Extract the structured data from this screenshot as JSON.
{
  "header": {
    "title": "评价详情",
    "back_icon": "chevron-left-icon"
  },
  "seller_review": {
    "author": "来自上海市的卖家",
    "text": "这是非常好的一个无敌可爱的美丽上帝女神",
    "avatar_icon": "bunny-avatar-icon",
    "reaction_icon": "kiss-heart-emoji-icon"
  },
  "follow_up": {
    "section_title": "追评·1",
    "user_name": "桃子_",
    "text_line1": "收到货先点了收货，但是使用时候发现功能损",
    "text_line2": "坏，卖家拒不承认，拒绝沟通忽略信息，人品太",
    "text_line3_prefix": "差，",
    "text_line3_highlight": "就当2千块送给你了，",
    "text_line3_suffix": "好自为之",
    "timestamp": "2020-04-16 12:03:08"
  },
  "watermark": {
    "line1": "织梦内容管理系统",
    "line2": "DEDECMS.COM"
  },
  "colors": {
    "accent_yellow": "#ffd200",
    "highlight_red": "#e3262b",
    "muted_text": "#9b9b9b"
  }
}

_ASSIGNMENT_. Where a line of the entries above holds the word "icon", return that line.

_WRITTEN SOLUTION_.
    "back_icon": "chevron-left-icon"
    "avatar_icon": "bunny-avatar-icon",
    "reaction_icon": "kiss-heart-emoji-icon"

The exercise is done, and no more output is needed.